● Supplied material:

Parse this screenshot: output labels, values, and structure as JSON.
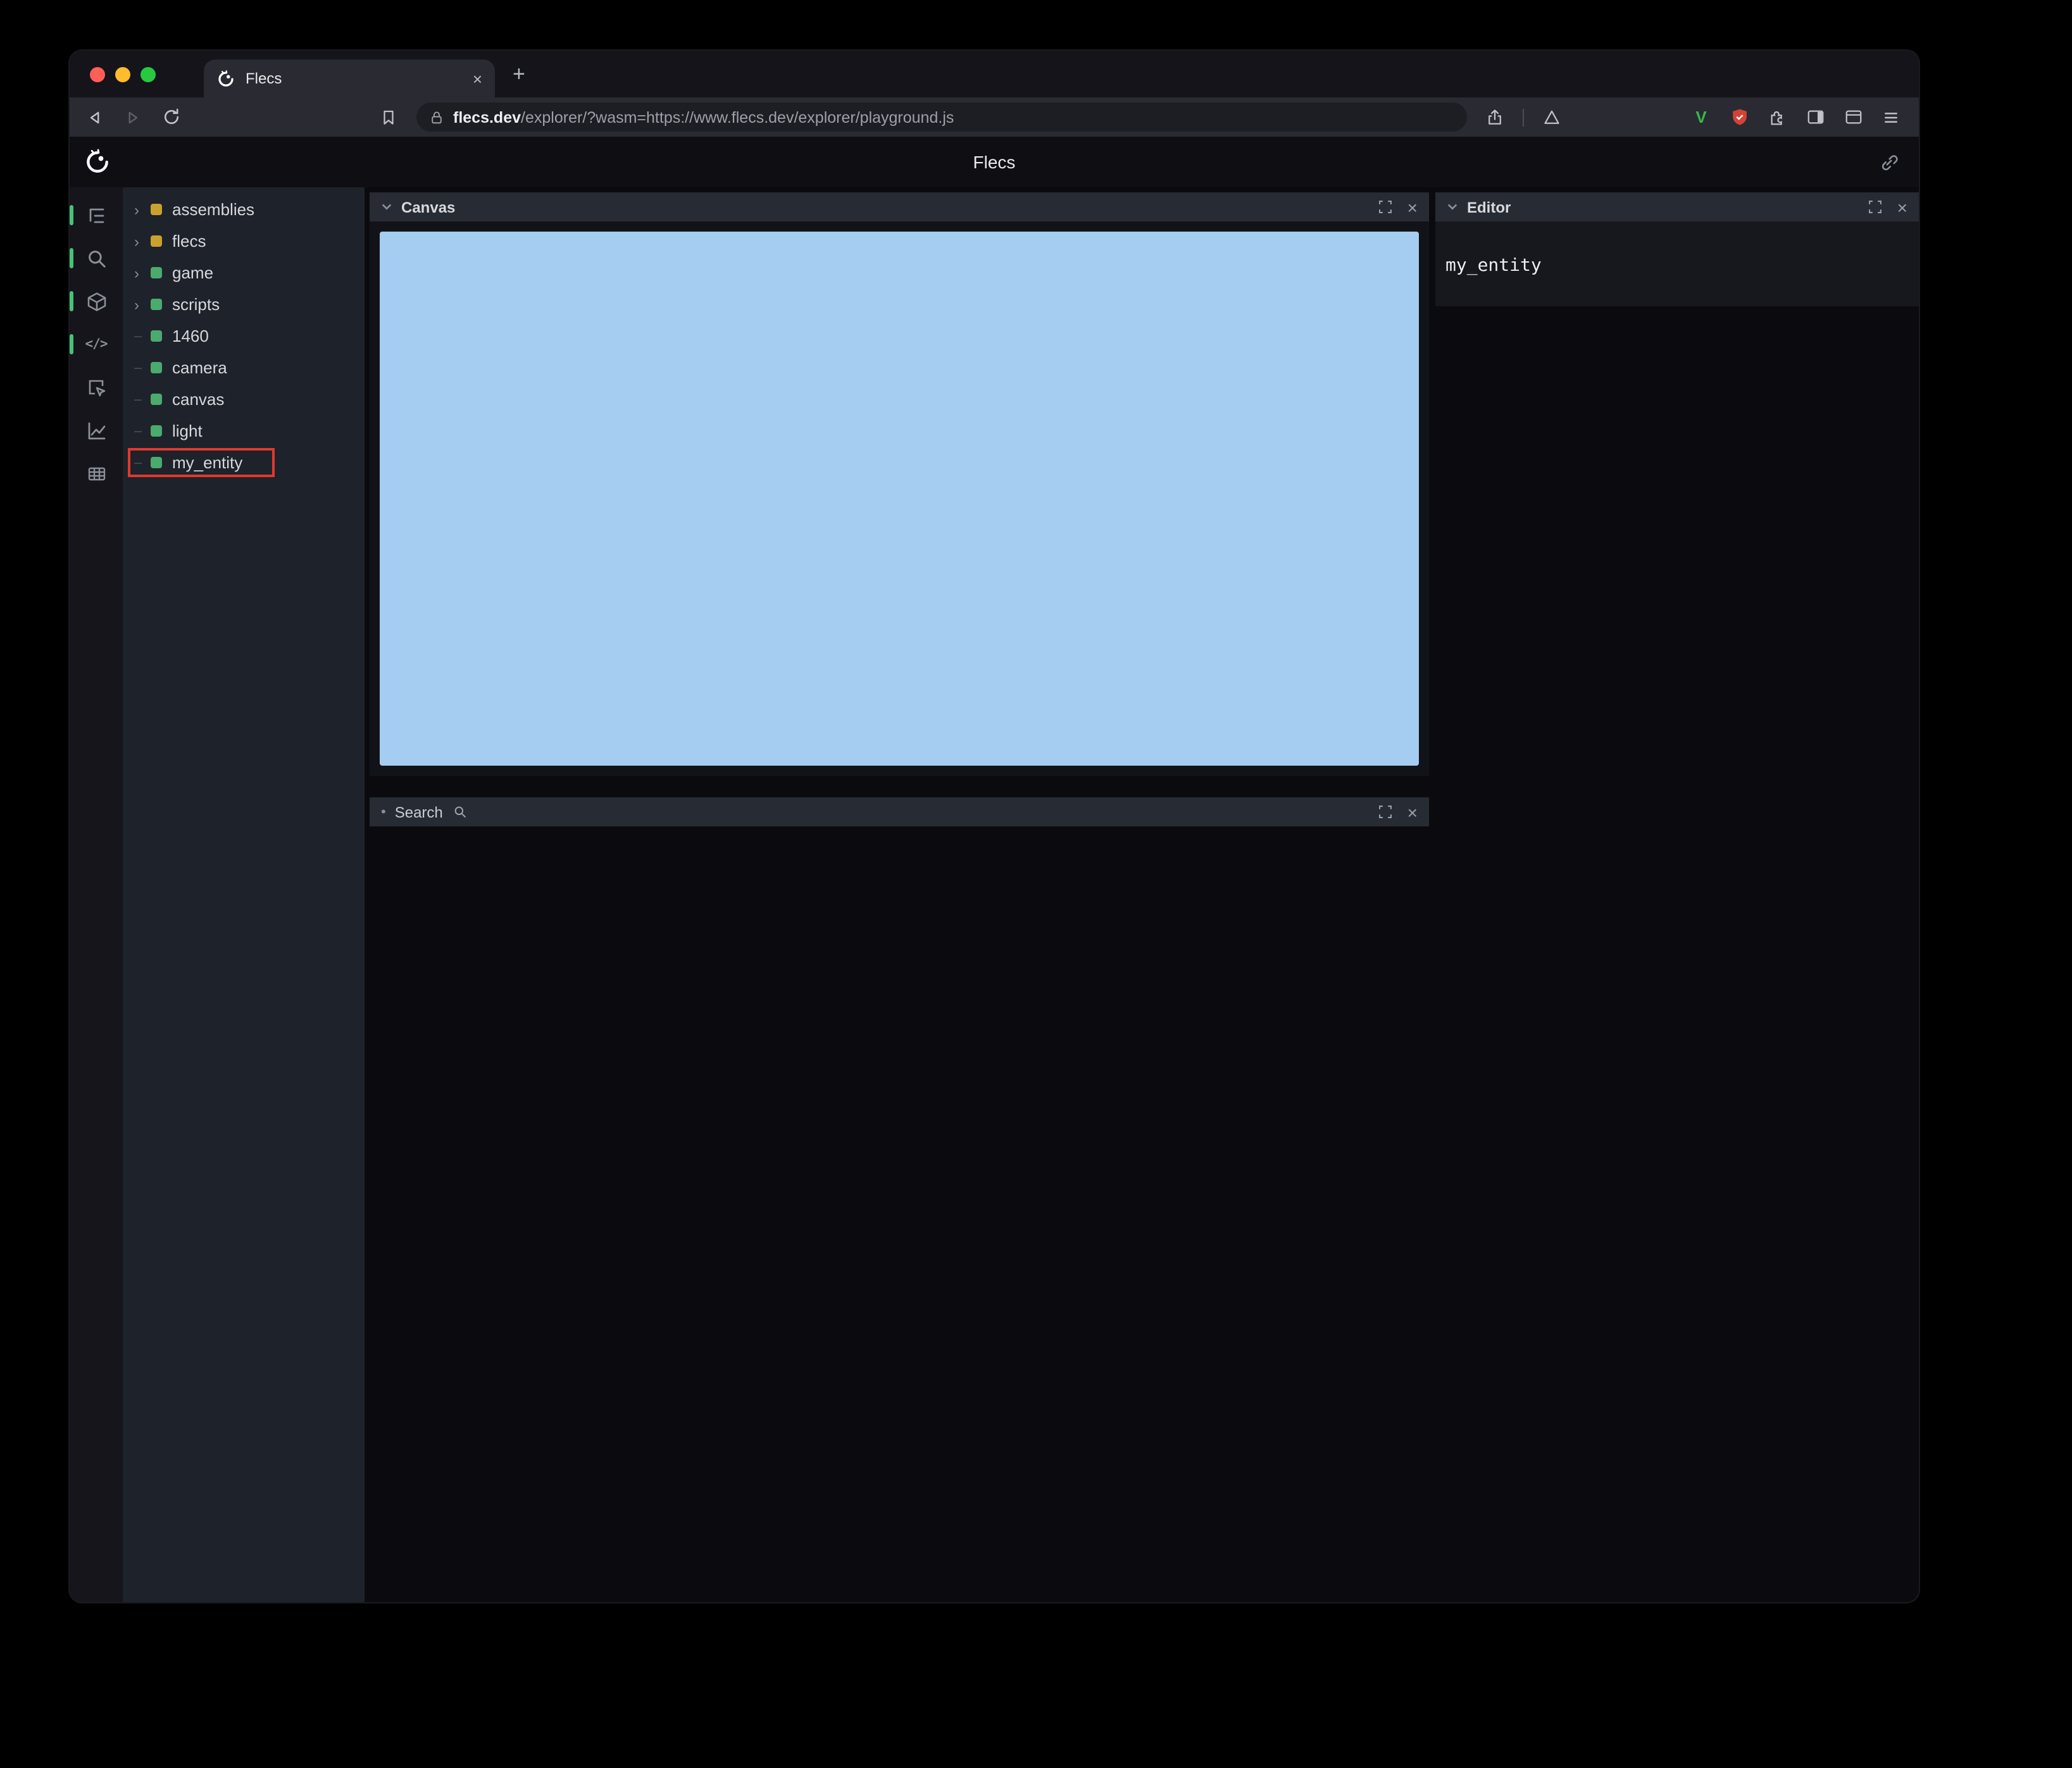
{
  "browser": {
    "tab_title": "Flecs",
    "url": {
      "domain": "flecs.dev",
      "rest": "/explorer/?wasm=https://www.flecs.dev/explorer/playground.js"
    }
  },
  "app": {
    "header": {
      "title": "Flecs"
    },
    "tree": {
      "items": [
        {
          "label": "assemblies",
          "color": "yellow",
          "expandable": true
        },
        {
          "label": "flecs",
          "color": "yellow",
          "expandable": true
        },
        {
          "label": "game",
          "color": "green",
          "expandable": true
        },
        {
          "label": "scripts",
          "color": "green",
          "expandable": true
        },
        {
          "label": "1460",
          "color": "green",
          "expandable": false
        },
        {
          "label": "camera",
          "color": "green",
          "expandable": false
        },
        {
          "label": "canvas",
          "color": "green",
          "expandable": false
        },
        {
          "label": "light",
          "color": "green",
          "expandable": false
        },
        {
          "label": "my_entity",
          "color": "green",
          "expandable": false,
          "highlighted": true
        }
      ]
    },
    "panels": {
      "canvas": {
        "title": "Canvas"
      },
      "search": {
        "title": "Search"
      },
      "editor": {
        "title": "Editor",
        "content": "my_entity"
      }
    }
  },
  "icons": {
    "close": "×",
    "chevron_right": "›",
    "leaf_dash": "–",
    "bullet": "•",
    "plus": "+",
    "code": "</>",
    "v_ext": "V"
  },
  "colors": {
    "traffic": [
      "#ff5f57",
      "#febc2e",
      "#28c840"
    ],
    "tree_square": {
      "yellow": "#c9a12f",
      "green": "#4aab6d"
    },
    "canvas_blue": "#a4cdf1",
    "annotation_red": "#e0392e",
    "accent_green": "#49c078"
  }
}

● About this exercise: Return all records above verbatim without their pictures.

● Answer to this problem:
Parse this screenshot: output labels, values, and structure as JSON.
{
  "browser": {
    "tab_title": "Flecs",
    "url": {
      "domain": "flecs.dev",
      "rest": "/explorer/?wasm=https://www.flecs.dev/explorer/playground.js"
    }
  },
  "app": {
    "header": {
      "title": "Flecs"
    },
    "tree": {
      "items": [
        {
          "label": "assemblies",
          "color": "yellow",
          "expandable": true
        },
        {
          "label": "flecs",
          "color": "yellow",
          "expandable": true
        },
        {
          "label": "game",
          "color": "green",
          "expandable": true
        },
        {
          "label": "scripts",
          "color": "green",
          "expandable": true
        },
        {
          "label": "1460",
          "color": "green",
          "expandable": false
        },
        {
          "label": "camera",
          "color": "green",
          "expandable": false
        },
        {
          "label": "canvas",
          "color": "green",
          "expandable": false
        },
        {
          "label": "light",
          "color": "green",
          "expandable": false
        },
        {
          "label": "my_entity",
          "color": "green",
          "expandable": false,
          "highlighted": true
        }
      ]
    },
    "panels": {
      "canvas": {
        "title": "Canvas"
      },
      "search": {
        "title": "Search"
      },
      "editor": {
        "title": "Editor",
        "content": "my_entity"
      }
    }
  },
  "icons": {
    "close": "×",
    "chevron_right": "›",
    "leaf_dash": "–",
    "bullet": "•",
    "plus": "+",
    "code": "</>",
    "v_ext": "V"
  },
  "colors": {
    "traffic": [
      "#ff5f57",
      "#febc2e",
      "#28c840"
    ],
    "tree_square": {
      "yellow": "#c9a12f",
      "green": "#4aab6d"
    },
    "canvas_blue": "#a4cdf1",
    "annotation_red": "#e0392e",
    "accent_green": "#49c078"
  }
}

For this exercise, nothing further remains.